_Provided data_:
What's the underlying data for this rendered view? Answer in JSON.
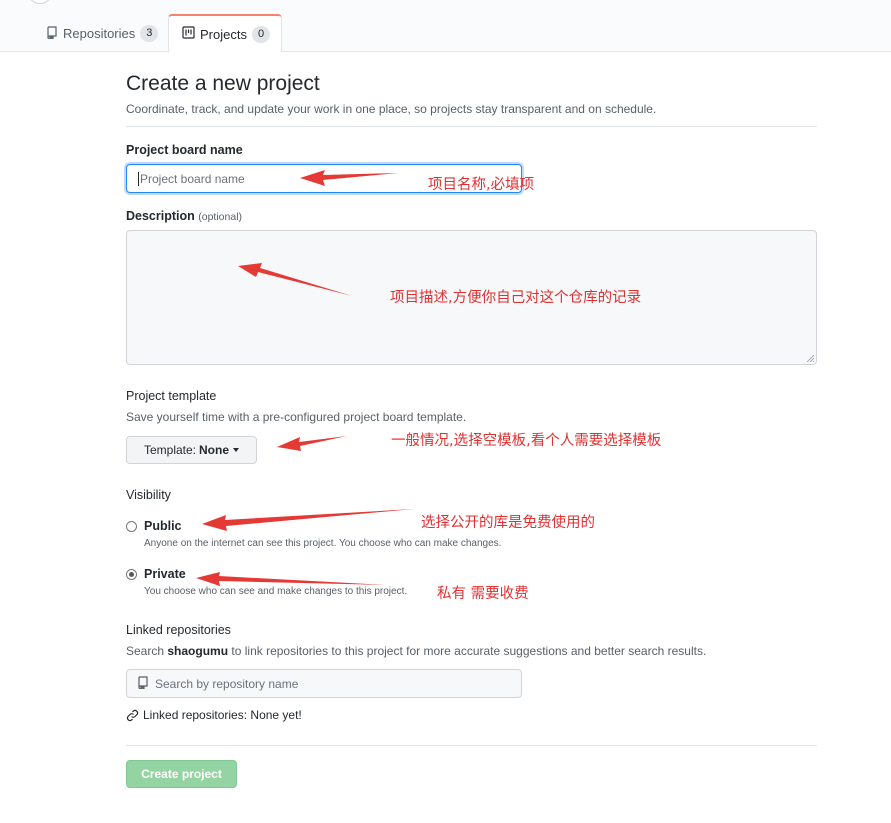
{
  "tabs": [
    {
      "label": "Repositories",
      "count": "3"
    },
    {
      "label": "Projects",
      "count": "0"
    }
  ],
  "page": {
    "title": "Create a new project",
    "subtitle": "Coordinate, track, and update your work in one place, so projects stay transparent and on schedule."
  },
  "form": {
    "name_label": "Project board name",
    "name_placeholder": "Project board name",
    "description_label": "Description",
    "description_optional": "(optional)",
    "template_label": "Project template",
    "template_note": "Save yourself time with a pre-configured project board template.",
    "template_button_prefix": "Template:",
    "template_button_value": "None",
    "visibility_label": "Visibility",
    "public_label": "Public",
    "public_note": "Anyone on the internet can see this project. You choose who can make changes.",
    "private_label": "Private",
    "private_note": "You choose who can see and make changes to this project.",
    "selected_visibility": "Private",
    "linked_label": "Linked repositories",
    "linked_note_prefix": "Search",
    "linked_note_user": "shaogumu",
    "linked_note_suffix": "to link repositories to this project for more accurate suggestions and better search results.",
    "repo_search_placeholder": "Search by repository name",
    "linked_status_label": "Linked repositories:",
    "linked_status_value": "None yet!",
    "create_button": "Create project"
  },
  "annotations": {
    "name": "项目名称,必填项",
    "description": "项目描述,方便你自己对这个仓库的记录",
    "template": "一般情况,选择空模板,看个人需要选择模板",
    "public": "选择公开的库是免费使用的",
    "private": "私有 需要收费"
  },
  "colors": {
    "tab_accent": "#f9826c",
    "focus_border": "#2188ff",
    "create_button": "#94d3a2",
    "annotation": "#e03131"
  },
  "icons": [
    "repo-icon",
    "project-icon",
    "link-icon",
    "dropdown-caret-icon"
  ]
}
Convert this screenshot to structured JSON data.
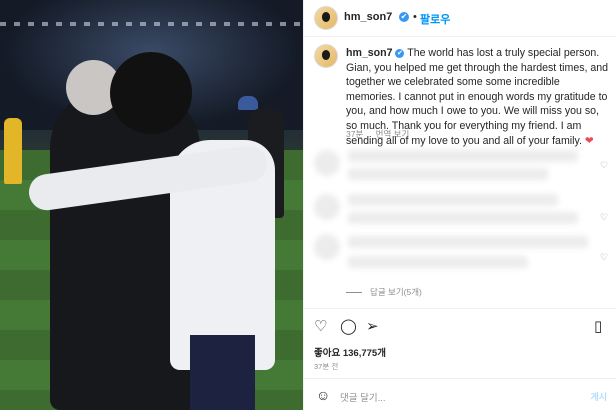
{
  "post": {
    "username": "hm_son7",
    "verified_glyph": "✔",
    "follow_label": "팔로우",
    "separator": "•",
    "caption": "The world has lost a truly special person. Gian, you helped me get through the hardest times, and together we celebrated some some incredible memories. I cannot put in enough words my gratitude to you, and how much I owe to you. We will miss you so, so much. Thank you for everything my friend. I am sending all of my love to you and all of your family.",
    "caption_emoji": "❤",
    "time_ago": "37분",
    "translate_label": "번역 보기",
    "replies_label": "답글 보기(5개)",
    "likes": "좋아요 136,775개",
    "time_ago_small": "37분 전",
    "comment_placeholder": "댓글 달기...",
    "post_label": "게시"
  },
  "icons": {
    "like": "heart-icon",
    "comment": "comment-icon",
    "share": "share-icon",
    "save": "bookmark-icon",
    "emoji": "emoji-icon",
    "comment_like": "heart-icon"
  },
  "colors": {
    "accent": "#0095f6",
    "verified": "#3897f0",
    "heart": "#ed4956",
    "muted": "#8e8e8e"
  }
}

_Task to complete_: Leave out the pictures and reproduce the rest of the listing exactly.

_Written response_:
What's the underlying data for this rendered view? Answer in JSON.
{
  "tabs": [
    {
      "label": "Repositories",
      "count": "3"
    },
    {
      "label": "Projects",
      "count": "0"
    }
  ],
  "page": {
    "title": "Create a new project",
    "subtitle": "Coordinate, track, and update your work in one place, so projects stay transparent and on schedule."
  },
  "form": {
    "name_label": "Project board name",
    "name_placeholder": "Project board name",
    "description_label": "Description",
    "description_optional": "(optional)",
    "template_label": "Project template",
    "template_note": "Save yourself time with a pre-configured project board template.",
    "template_button_prefix": "Template:",
    "template_button_value": "None",
    "visibility_label": "Visibility",
    "public_label": "Public",
    "public_note": "Anyone on the internet can see this project. You choose who can make changes.",
    "private_label": "Private",
    "private_note": "You choose who can see and make changes to this project.",
    "selected_visibility": "Private",
    "linked_label": "Linked repositories",
    "linked_note_prefix": "Search",
    "linked_note_user": "shaogumu",
    "linked_note_suffix": "to link repositories to this project for more accurate suggestions and better search results.",
    "repo_search_placeholder": "Search by repository name",
    "linked_status_label": "Linked repositories:",
    "linked_status_value": "None yet!",
    "create_button": "Create project"
  },
  "annotations": {
    "name": "项目名称,必填项",
    "description": "项目描述,方便你自己对这个仓库的记录",
    "template": "一般情况,选择空模板,看个人需要选择模板",
    "public": "选择公开的库是免费使用的",
    "private": "私有 需要收费"
  },
  "colors": {
    "tab_accent": "#f9826c",
    "focus_border": "#2188ff",
    "create_button": "#94d3a2",
    "annotation": "#e03131"
  },
  "icons": [
    "repo-icon",
    "project-icon",
    "link-icon",
    "dropdown-caret-icon"
  ]
}
Convert this screenshot to structured JSON data.
{
  "post": {
    "username": "hm_son7",
    "verified_glyph": "✔",
    "follow_label": "팔로우",
    "separator": "•",
    "caption": "The world has lost a truly special person. Gian, you helped me get through the hardest times, and together we celebrated some some incredible memories. I cannot put in enough words my gratitude to you, and how much I owe to you. We will miss you so, so much. Thank you for everything my friend. I am sending all of my love to you and all of your family.",
    "caption_emoji": "❤",
    "time_ago": "37분",
    "translate_label": "번역 보기",
    "replies_label": "답글 보기(5개)",
    "likes": "좋아요 136,775개",
    "time_ago_small": "37분 전",
    "comment_placeholder": "댓글 달기...",
    "post_label": "게시"
  },
  "icons": {
    "like": "heart-icon",
    "comment": "comment-icon",
    "share": "share-icon",
    "save": "bookmark-icon",
    "emoji": "emoji-icon",
    "comment_like": "heart-icon"
  },
  "colors": {
    "accent": "#0095f6",
    "verified": "#3897f0",
    "heart": "#ed4956",
    "muted": "#8e8e8e"
  }
}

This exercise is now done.